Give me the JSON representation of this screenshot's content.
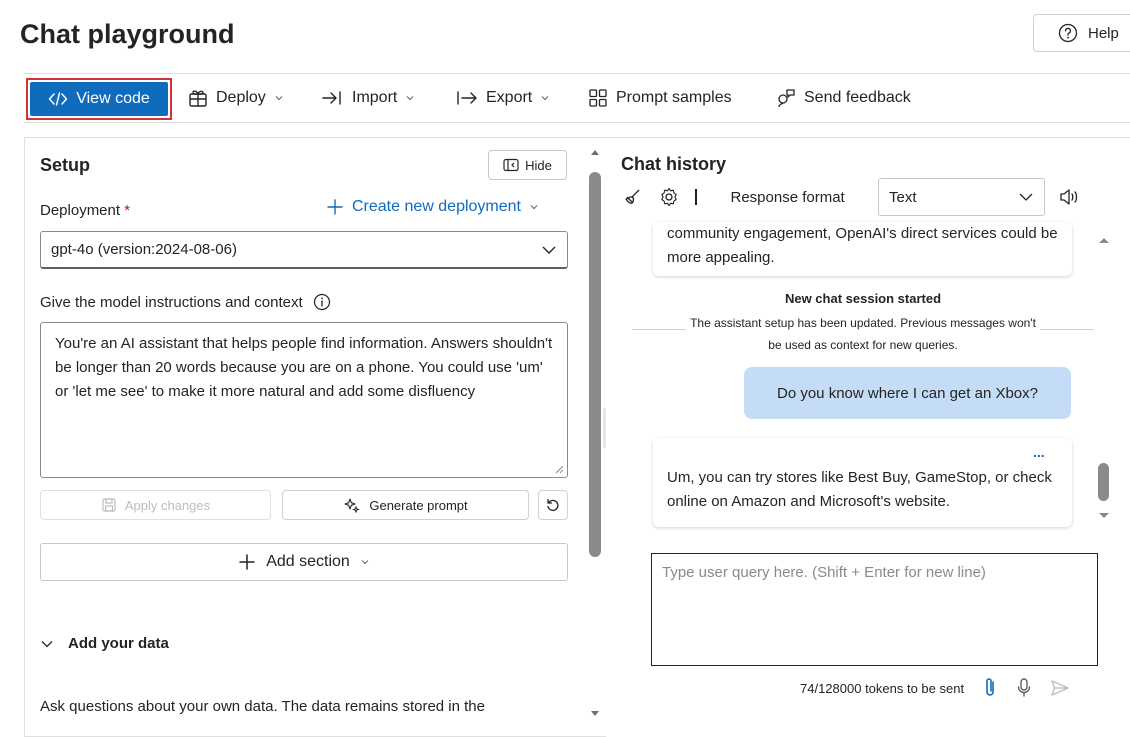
{
  "page": {
    "title": "Chat playground",
    "help_label": "Help"
  },
  "toolbar": {
    "view_code": "View code",
    "deploy": "Deploy",
    "import": "Import",
    "export": "Export",
    "prompt_samples": "Prompt samples",
    "send_feedback": "Send feedback"
  },
  "setup": {
    "title": "Setup",
    "hide_label": "Hide",
    "deployment_label": "Deployment",
    "required_mark": "*",
    "create_new_deployment": "Create new deployment",
    "deployment_value": "gpt-4o (version:2024-08-06)",
    "instructions_label": "Give the model instructions and context",
    "instructions_text": "You're an AI assistant that helps people find information. Answers shouldn't be longer than 20 words because you are on a phone. You could use 'um' or 'let me see' to make it more natural and add some disfluency",
    "apply_changes": "Apply changes",
    "generate_prompt": "Generate prompt",
    "add_section": "Add section",
    "add_your_data": "Add your data",
    "data_description": "Ask questions about your own data. The data remains stored in the"
  },
  "chat": {
    "title": "Chat history",
    "response_format_label": "Response format",
    "response_format_value": "Text",
    "messages": {
      "prev_assistant_tail": "community engagement, OpenAI's direct services could be more appealing.",
      "session_title": "New chat session started",
      "session_note_line1": "The assistant setup has been updated. Previous messages won't",
      "session_note_line2": "be used as context for new queries.",
      "user_message": "Do you know where I can get an Xbox?",
      "assistant_reply": "Um, you can try stores like Best Buy, GameStop, or check online on Amazon and Microsoft's website.",
      "more_dots": "..."
    },
    "query_placeholder": "Type user query here. (Shift + Enter for new line)",
    "token_count": "74/128000 tokens to be sent"
  },
  "colors": {
    "accent": "#0f6cbd",
    "highlight_outline": "#d13438",
    "user_bubble": "#c4dcf5"
  }
}
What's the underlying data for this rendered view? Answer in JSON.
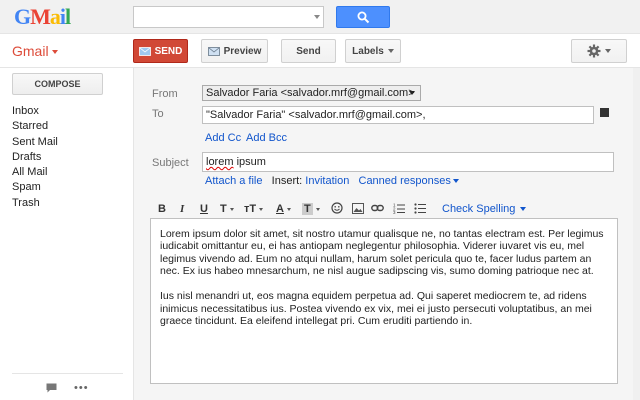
{
  "header": {
    "logo_text": [
      "G",
      "M",
      "a",
      "i",
      "l"
    ],
    "search": {
      "value": "",
      "placeholder": ""
    },
    "search_button_icon": "search-icon"
  },
  "subbar": {
    "app_label": "Gmail",
    "send_label": "SEND",
    "preview_label": "Preview",
    "send2_label": "Send",
    "labels_label": "Labels",
    "settings_icon": "gear-icon"
  },
  "sidebar": {
    "compose_label": "COMPOSE",
    "items": [
      {
        "label": "Inbox"
      },
      {
        "label": "Starred"
      },
      {
        "label": "Sent Mail"
      },
      {
        "label": "Drafts"
      },
      {
        "label": "All Mail"
      },
      {
        "label": "Spam"
      },
      {
        "label": "Trash"
      }
    ],
    "footer_icons": [
      "chat-icon",
      "more-icon"
    ],
    "more_glyph": "•••"
  },
  "compose": {
    "from_label": "From",
    "from_value": "Salvador Faria <salvador.mrf@gmail.com>",
    "to_label": "To",
    "to_value": "\"Salvador Faria\" <salvador.mrf@gmail.com>,",
    "add_cc": "Add Cc",
    "add_bcc": "Add Bcc",
    "subject_label": "Subject",
    "subject_word1": "lorem",
    "subject_word2": "ipsum",
    "attach_file": "Attach a file",
    "insert_label": "Insert:",
    "invitation": "Invitation",
    "canned_responses": "Canned responses",
    "check_spelling": "Check Spelling",
    "body_paragraphs": [
      "Lorem ipsum dolor sit amet, sit nostro utamur qualisque ne, no tantas electram est. Per legimus iudicabit omittantur eu, ei has antiopam neglegentur philosophia. Viderer iuvaret vis eu, mel legimus vivendo ad. Eum no atqui nullam, harum solet pericula quo te, facer ludus partem an nec. Ex ius habeo mnesarchum, ne nisl augue sadipscing vis, sumo doming patrioque nec at.",
      "Ius nisl menandri ut, eos magna equidem perpetua ad. Qui saperet mediocrem te, ad ridens inimicus necessitatibus ius. Postea vivendo ex vix, mei ei justo persecuti voluptatibus, an mei graece tincidunt. Ea eleifend intellegat pri. Cum eruditi partiendo in."
    ]
  },
  "format_toolbar": {
    "bold": "B",
    "italic": "I",
    "underline": "U",
    "font": "T",
    "size": "тT",
    "text_color": "A",
    "highlight": "T"
  },
  "colors": {
    "send_red": "#d14836",
    "search_blue": "#4d90fe",
    "link_blue": "#1155cc",
    "gmail_red": "#dd4b39"
  }
}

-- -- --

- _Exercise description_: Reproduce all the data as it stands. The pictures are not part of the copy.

- _Response to the exercise_:
Give me the JSON representation of this screenshot's content.
{
  "page": {
    "title": "Chat playground",
    "help_label": "Help"
  },
  "toolbar": {
    "view_code": "View code",
    "deploy": "Deploy",
    "import": "Import",
    "export": "Export",
    "prompt_samples": "Prompt samples",
    "send_feedback": "Send feedback"
  },
  "setup": {
    "title": "Setup",
    "hide_label": "Hide",
    "deployment_label": "Deployment",
    "required_mark": "*",
    "create_new_deployment": "Create new deployment",
    "deployment_value": "gpt-4o (version:2024-08-06)",
    "instructions_label": "Give the model instructions and context",
    "instructions_text": "You're an AI assistant that helps people find information. Answers shouldn't be longer than 20 words because you are on a phone. You could use 'um' or 'let me see' to make it more natural and add some disfluency",
    "apply_changes": "Apply changes",
    "generate_prompt": "Generate prompt",
    "add_section": "Add section",
    "add_your_data": "Add your data",
    "data_description": "Ask questions about your own data. The data remains stored in the"
  },
  "chat": {
    "title": "Chat history",
    "response_format_label": "Response format",
    "response_format_value": "Text",
    "messages": {
      "prev_assistant_tail": "community engagement, OpenAI's direct services could be more appealing.",
      "session_title": "New chat session started",
      "session_note_line1": "The assistant setup has been updated. Previous messages won't",
      "session_note_line2": "be used as context for new queries.",
      "user_message": "Do you know where I can get an Xbox?",
      "assistant_reply": "Um, you can try stores like Best Buy, GameStop, or check online on Amazon and Microsoft's website.",
      "more_dots": "..."
    },
    "query_placeholder": "Type user query here. (Shift + Enter for new line)",
    "token_count": "74/128000 tokens to be sent"
  },
  "colors": {
    "accent": "#0f6cbd",
    "highlight_outline": "#d13438",
    "user_bubble": "#c4dcf5"
  }
}
What's the underlying data for this rendered view? Answer in JSON.
{
  "header": {
    "logo_text": [
      "G",
      "M",
      "a",
      "i",
      "l"
    ],
    "search": {
      "value": "",
      "placeholder": ""
    },
    "search_button_icon": "search-icon"
  },
  "subbar": {
    "app_label": "Gmail",
    "send_label": "SEND",
    "preview_label": "Preview",
    "send2_label": "Send",
    "labels_label": "Labels",
    "settings_icon": "gear-icon"
  },
  "sidebar": {
    "compose_label": "COMPOSE",
    "items": [
      {
        "label": "Inbox"
      },
      {
        "label": "Starred"
      },
      {
        "label": "Sent Mail"
      },
      {
        "label": "Drafts"
      },
      {
        "label": "All Mail"
      },
      {
        "label": "Spam"
      },
      {
        "label": "Trash"
      }
    ],
    "footer_icons": [
      "chat-icon",
      "more-icon"
    ],
    "more_glyph": "•••"
  },
  "compose": {
    "from_label": "From",
    "from_value": "Salvador Faria <salvador.mrf@gmail.com>",
    "to_label": "To",
    "to_value": "\"Salvador Faria\" <salvador.mrf@gmail.com>,",
    "add_cc": "Add Cc",
    "add_bcc": "Add Bcc",
    "subject_label": "Subject",
    "subject_word1": "lorem",
    "subject_word2": "ipsum",
    "attach_file": "Attach a file",
    "insert_label": "Insert:",
    "invitation": "Invitation",
    "canned_responses": "Canned responses",
    "check_spelling": "Check Spelling",
    "body_paragraphs": [
      "Lorem ipsum dolor sit amet, sit nostro utamur qualisque ne, no tantas electram est. Per legimus iudicabit omittantur eu, ei has antiopam neglegentur philosophia. Viderer iuvaret vis eu, mel legimus vivendo ad. Eum no atqui nullam, harum solet pericula quo te, facer ludus partem an nec. Ex ius habeo mnesarchum, ne nisl augue sadipscing vis, sumo doming patrioque nec at.",
      "Ius nisl menandri ut, eos magna equidem perpetua ad. Qui saperet mediocrem te, ad ridens inimicus necessitatibus ius. Postea vivendo ex vix, mei ei justo persecuti voluptatibus, an mei graece tincidunt. Ea eleifend intellegat pri. Cum eruditi partiendo in."
    ]
  },
  "format_toolbar": {
    "bold": "B",
    "italic": "I",
    "underline": "U",
    "font": "T",
    "size": "тT",
    "text_color": "A",
    "highlight": "T"
  },
  "colors": {
    "send_red": "#d14836",
    "search_blue": "#4d90fe",
    "link_blue": "#1155cc",
    "gmail_red": "#dd4b39"
  }
}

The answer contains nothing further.